> _Aim of the task_: Tell me, please, how many lines in the records below include the word "Modify". Give no more than the number.
◇ ◇ ◇ ◇
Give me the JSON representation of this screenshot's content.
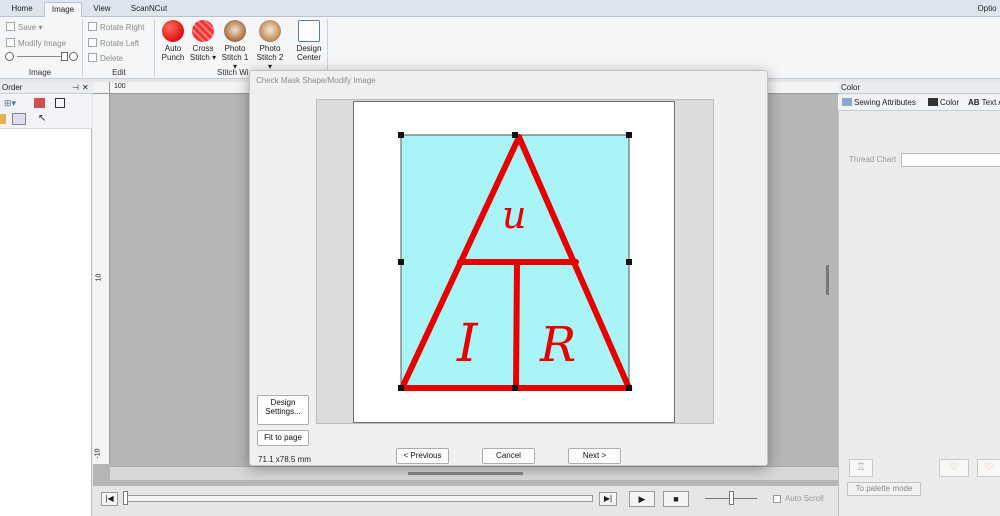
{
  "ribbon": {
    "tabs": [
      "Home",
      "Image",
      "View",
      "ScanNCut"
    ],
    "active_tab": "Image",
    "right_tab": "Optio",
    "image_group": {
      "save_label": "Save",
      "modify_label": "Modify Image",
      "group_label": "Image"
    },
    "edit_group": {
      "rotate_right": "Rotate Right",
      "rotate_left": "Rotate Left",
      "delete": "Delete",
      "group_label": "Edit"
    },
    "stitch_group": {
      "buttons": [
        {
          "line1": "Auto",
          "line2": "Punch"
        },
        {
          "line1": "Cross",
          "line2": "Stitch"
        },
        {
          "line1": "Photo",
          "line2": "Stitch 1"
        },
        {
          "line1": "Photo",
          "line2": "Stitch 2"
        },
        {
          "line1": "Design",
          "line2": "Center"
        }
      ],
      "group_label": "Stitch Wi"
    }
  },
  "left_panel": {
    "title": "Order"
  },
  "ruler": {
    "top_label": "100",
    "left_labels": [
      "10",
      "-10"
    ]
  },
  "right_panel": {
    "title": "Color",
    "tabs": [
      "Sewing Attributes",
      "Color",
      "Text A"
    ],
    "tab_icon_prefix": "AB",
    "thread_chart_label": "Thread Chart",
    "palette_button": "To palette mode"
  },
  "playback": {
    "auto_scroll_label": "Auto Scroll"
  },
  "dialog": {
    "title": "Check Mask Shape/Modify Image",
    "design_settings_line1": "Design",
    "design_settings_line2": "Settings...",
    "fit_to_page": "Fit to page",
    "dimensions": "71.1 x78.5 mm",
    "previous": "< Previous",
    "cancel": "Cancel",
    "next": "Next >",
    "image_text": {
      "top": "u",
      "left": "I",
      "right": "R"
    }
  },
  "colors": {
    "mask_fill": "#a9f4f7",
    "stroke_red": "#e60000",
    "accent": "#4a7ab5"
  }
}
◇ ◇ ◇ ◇
> _The completed task_: 2